There is one fiction writer, in particular, who admits to spinning yarns, stretching the truth, or straight up making up a fantasy world where he could be or do whatever he wanted.

He would then take to Dear Prudence to ask for some of the most outlandish and bizzare advice.

But, here’s the best part, his not-so-true scenarios actually got published!!

Here is his story

Bennett Madison is a fiction writer. In particular, he dabbles in the genre of YA novels (that’s Young Adult, for all you non-book readers out there).

In 2018, long before we’d even heard about anything like the coronavirus, Bennett was in a writing slump.

He had been writing and abandoning novel after novel after not getting very far with the plot line.

Nothing felt “right” to him. He had the urge (as all “creative” do) to make something, but he was just discontented with everything he tried to start.

He didn’t want to just sit and do nothing, so he got a spark of an idea and he thought maybe he’d try it on a whim.

Writing fake letters to advice columns could not be considered a good career move; after all, it was unpaid and I wouldn’t even get a byline out of it. On the other hand, it was easy and creatively fulfilling.

Bennett Madison

He thought up fake scenarios that he needed “help” with, and he started to write. He submitted his advice letters to Dear Prudence under fictitious email accounts that he had set up just for the purposes of submitting the letters.

Bennett was published in Dear Prudence 12 times!!

Over the course of a couple years, Bennett submitted more than 25 letters of fake origin to the online publication — but more amazing than that, 12 of the fake letters were PUBLISHED in the Dear Prudence column!

After trying and failing a couple times in the beginning, he learned what made a publishable letter, it must have “two opposing values: it must be plausible, but it must also be ridiculous.”

Sometimes Prudence would miss the mark on answering his letters in an acceptable (to him) way. But, other times, Prudence would give him the praise and accolades that he sought and so desperately desired.

He was fully aware that this wasn’t real writing, but it fulfilled the need for him to be creative and to get the express approval that would boost his spirits just a bit.

It was all harmless fun and games — until S*** got real.

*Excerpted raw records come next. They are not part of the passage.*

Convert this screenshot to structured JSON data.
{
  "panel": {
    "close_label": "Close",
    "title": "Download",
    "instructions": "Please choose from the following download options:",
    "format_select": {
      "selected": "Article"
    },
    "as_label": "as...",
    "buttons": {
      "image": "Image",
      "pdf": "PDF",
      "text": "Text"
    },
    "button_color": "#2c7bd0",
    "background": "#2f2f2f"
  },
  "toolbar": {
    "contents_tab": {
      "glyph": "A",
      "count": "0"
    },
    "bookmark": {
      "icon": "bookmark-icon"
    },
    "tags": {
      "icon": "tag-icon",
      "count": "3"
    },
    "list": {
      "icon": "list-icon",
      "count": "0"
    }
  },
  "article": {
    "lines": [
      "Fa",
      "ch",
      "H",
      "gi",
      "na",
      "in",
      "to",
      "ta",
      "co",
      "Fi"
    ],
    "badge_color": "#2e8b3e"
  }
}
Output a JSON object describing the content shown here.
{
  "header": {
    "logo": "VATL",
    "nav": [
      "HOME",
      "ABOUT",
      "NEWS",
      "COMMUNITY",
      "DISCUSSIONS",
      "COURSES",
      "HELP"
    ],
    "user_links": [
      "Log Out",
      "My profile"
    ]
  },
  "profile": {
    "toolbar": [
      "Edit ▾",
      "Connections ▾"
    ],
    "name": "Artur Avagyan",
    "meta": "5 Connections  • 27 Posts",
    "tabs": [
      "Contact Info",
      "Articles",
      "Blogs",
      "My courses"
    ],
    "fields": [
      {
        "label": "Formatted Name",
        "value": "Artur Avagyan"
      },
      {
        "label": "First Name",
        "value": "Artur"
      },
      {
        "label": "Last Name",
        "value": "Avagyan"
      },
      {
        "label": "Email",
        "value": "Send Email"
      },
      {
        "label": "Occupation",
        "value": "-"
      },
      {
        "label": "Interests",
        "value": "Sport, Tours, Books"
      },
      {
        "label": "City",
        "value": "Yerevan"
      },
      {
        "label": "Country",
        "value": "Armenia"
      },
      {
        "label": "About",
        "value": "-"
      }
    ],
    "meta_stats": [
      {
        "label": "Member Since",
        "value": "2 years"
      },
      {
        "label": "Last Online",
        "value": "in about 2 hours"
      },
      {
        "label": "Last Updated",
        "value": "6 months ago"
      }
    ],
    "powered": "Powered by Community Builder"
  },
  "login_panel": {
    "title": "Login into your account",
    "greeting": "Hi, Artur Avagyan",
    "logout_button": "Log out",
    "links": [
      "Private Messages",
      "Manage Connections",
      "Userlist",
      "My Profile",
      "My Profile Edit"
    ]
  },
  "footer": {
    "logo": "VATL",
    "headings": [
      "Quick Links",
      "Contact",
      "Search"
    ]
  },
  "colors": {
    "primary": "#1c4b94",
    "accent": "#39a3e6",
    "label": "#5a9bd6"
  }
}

LOL!

He was sitting at a Mexican restaurant, downing margaritas, when he got a text from a friend that the article he had just submitted was starting to trend on Twitter.

Huzzah! This was pretty cool, indeed.

Then, just a bit later, he got a text from another friend. Tucker Carlson, of Fox News fame, had picked up his article and ran with it.

See, the name of the article was Help! My Husband Won’t Remove His Mask, Even For Sex!, and it was just plausible enough to maybe be fact.

Tucker Carlson saw the article as a hot opportunity, and ran it in a segment that Fox News labeled as “Terrified Liberals Keep Their Masks On During Sex.”

The attention was obviously thrilling, but it also made me uneasy. I had meant the letter as a mild comedy of manners set in the neurotic milieu of the Brooklyn middle class — a milieu that was, of course, my own. While part of me was excited to have duped a dweeb like Tucker Carlson with such an obviously phony scenario, I was disturbed to have provided chum for the pro-Covid, bleach-drinking lunatics in his audience. 

Bennett Madison

The situation made him reconsider his plight. “What I thought of as harmless trolling might actually have evil consequences.”

He stopped writing Dear Prudence letters that day, but he will always have a funny story to tell.